Figure 13 shows E-plane and H-plane radiation pattern measurements at 10 GHz for both DRA units. The measurements demonstrate that the reflector size beyond 20 × 20 mm has little influence on boresight gain, indicative of the radiation mode source being dominantly controlled by the EM mode in the dielectric portion of the DRA.

Figure 12

Figure 12 Simulated vs. measured boresight gain of the two DRA units over frequency.

Figure 13

Figure 13 Measured E- (a) and H-plane (b) antenna patterns of the two DRA units.

Array Antenna

To demonstrate the array performance of multiple DRAs in a typical steerable configuration used for various applications, a 5 × 5 DRA array is created. Figure 14a is a photograph of the 5 × 5 array of DRAs, where each DRA is fed with separate coaxial feeds. The assembly is contained within a frame that holds all the DRAs. Figure 14b shows the 5 × 5 DRA array fed with a Rotman-Turner lens for steering the resultant radiated beam up to angles of 30 degrees.

Figure 15 shows simulated and measured radiation patterns of the 5 × 5 DRA array at 10 GHz along the steering direction plane for the Rotman-Turner lens beam ports associated with 0-, 10-, 20- and 30-degree steering angles. The results show good agreement between measured and simulated radiation patterns.

Figure 14

Figure 14 DRA array (a) and array assembly with a Rotman-Turner lens feed (b).

Figure 15

Figure 15 Simulated vs. measured radiation patterns of the 5 x 5 DRA array at 10 GHz.

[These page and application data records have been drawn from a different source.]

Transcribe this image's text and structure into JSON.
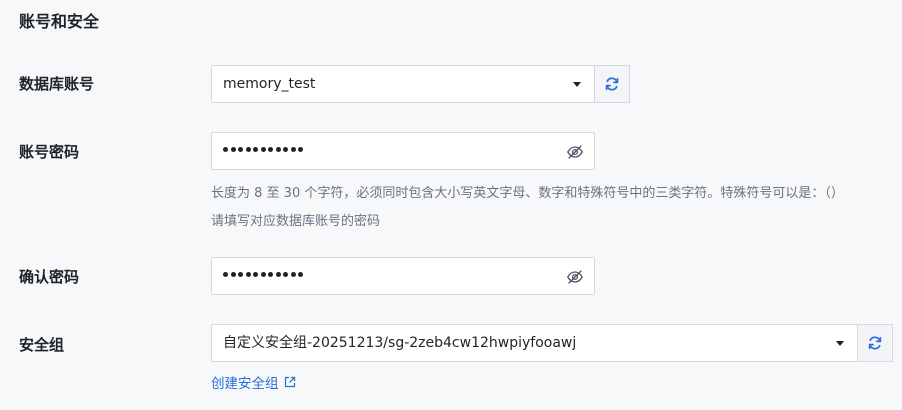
{
  "section": {
    "title": "账号和安全"
  },
  "account": {
    "label": "数据库账号",
    "value": "memory_test",
    "refresh_icon": "refresh-icon"
  },
  "password": {
    "label": "账号密码",
    "masked_length": 11,
    "toggle_icon": "eye-off-icon",
    "hint_rule": "长度为 8 至 30 个字符，必须同时包含大小写英文字母、数字和特殊符号中的三类字符。特殊符号可以是：（）",
    "hint_fill": "请填写对应数据库账号的密码"
  },
  "confirm_password": {
    "label": "确认密码",
    "masked_length": 11,
    "toggle_icon": "eye-off-icon"
  },
  "security_group": {
    "label": "安全组",
    "value": "自定义安全组-20251213/sg-2zeb4cw12hwpiyfooawj",
    "refresh_icon": "refresh-icon",
    "create_link": "创建安全组",
    "external_icon": "external-link-icon"
  },
  "colors": {
    "accent": "#2b6fd6",
    "background": "#f7f8fa",
    "border": "#d5d8de"
  }
}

A very efficient, wideband and steerable DRA at 10 GHz is based on the radiation properties of a multi-layer dielectric resonator. The radiating bandwidth is maximized via an interplay between TE and TM radiating modes. The resonator shape, multi-layer structure and unit cell architecture favor multiple TE radiating modes in spectral proximity. Furthermore, radiating TM modes are suppressed and shifted to higher frequencies utilizing an air center. The technique provides a flat and high boresight gain over a wide frequency band. DRA designs are scalable over a broad frequency range from C-Band to automotive radar frequencies and beyond. We strongly believe that the technology provides valuable tradeoffs that cannot be readily achieved with conventional antenna technologies.

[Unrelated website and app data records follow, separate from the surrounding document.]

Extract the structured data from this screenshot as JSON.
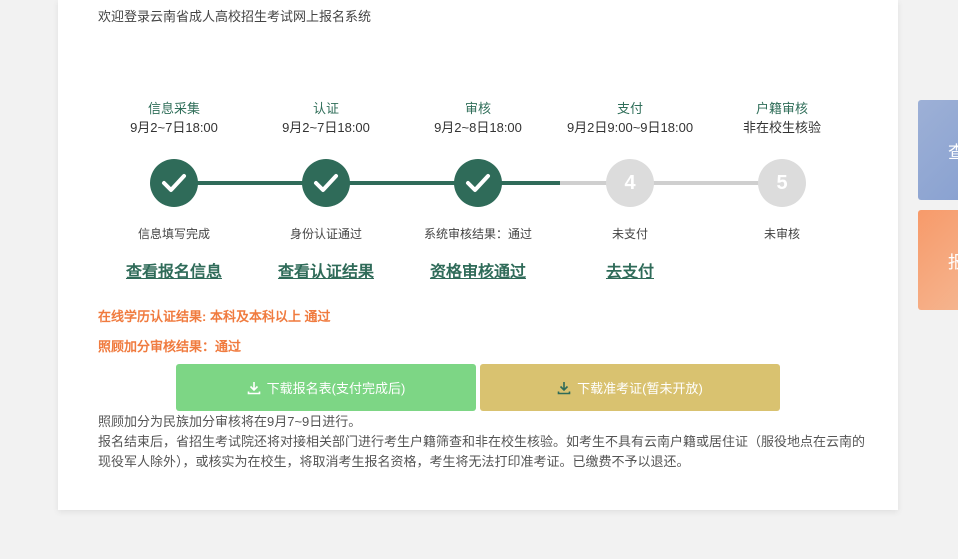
{
  "welcome": "欢迎登录云南省成人高校招生考试网上报名系统",
  "steps": [
    {
      "title": "信息采集",
      "date": "9月2~7日18:00",
      "status": "信息填写完成",
      "link": "查看报名信息",
      "state": "done"
    },
    {
      "title": "认证",
      "date": "9月2~7日18:00",
      "status": "身份认证通过",
      "link": "查看认证结果",
      "state": "done"
    },
    {
      "title": "审核",
      "date": "9月2~8日18:00",
      "status": "系统审核结果：通过",
      "link": "资格审核通过",
      "state": "done"
    },
    {
      "title": "支付",
      "date": "9月2日9:00~9日18:00",
      "status": "未支付",
      "link": "去支付",
      "state": "todo",
      "num": "4"
    },
    {
      "title": "户籍审核",
      "date": "非在校生核验",
      "status": "未审核",
      "link": "",
      "state": "todo",
      "num": "5"
    }
  ],
  "results": {
    "education": "在线学历认证结果: 本科及本科以上 通过",
    "bonus": "照顾加分审核结果：通过"
  },
  "buttons": {
    "download_form": "下载报名表(支付完成后)",
    "download_ticket": "下载准考证(暂未开放)"
  },
  "notes": {
    "line1": "照顾加分为民族加分审核将在9月7~9日进行。",
    "line2": "报名结束后，省招生考试院还将对接相关部门进行考生户籍筛查和非在校生核验。如考生不具有云南户籍或居住证（服役地点在云南的现役军人除外），或核实为在校生，将取消考生报名资格，考生将无法打印准考证。已缴费不予以退还。"
  },
  "side": {
    "first_char": "查",
    "second_char": "报"
  },
  "colors": {
    "accent_green": "#2f6b59",
    "pending_gray": "#dcdcdc",
    "result_orange": "#f07b3f",
    "btn_green": "#7dd685",
    "btn_gold": "#d9c270"
  }
}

We thank Stephen O’Connor at Rogers Corporation for material formulation. We also thank Shawn Williams, Karl Sprentall and Bob Daigle at Rogers Corporation for valuable discussions and feedback.


  1. Y. Kobayashi and T. Senju, “Resonant Modes in Shielded Uniaxial-Anisotropic Dielectric Rod Resonators,” IEEE Transactions on Microwave Theory and Techniques, Vol. 41, No. 12, December 1993, pp. 2198–2205.
  2. K. A. Zaki and A. E. Atia, “Modes in Dielectric-Loaded Waveguides and Resonators,” IEEE Transactions on Microwave Theory and Techniques, Vol. 31, No. 12, December 1983, pp. 1039–1045.
  3. E. Snitzer, “Cylindrical Dielectric Waveguide Modes,” Journal of the Optical Society of America, Vol. 51, No. 5, May 1961, pp. 491–498.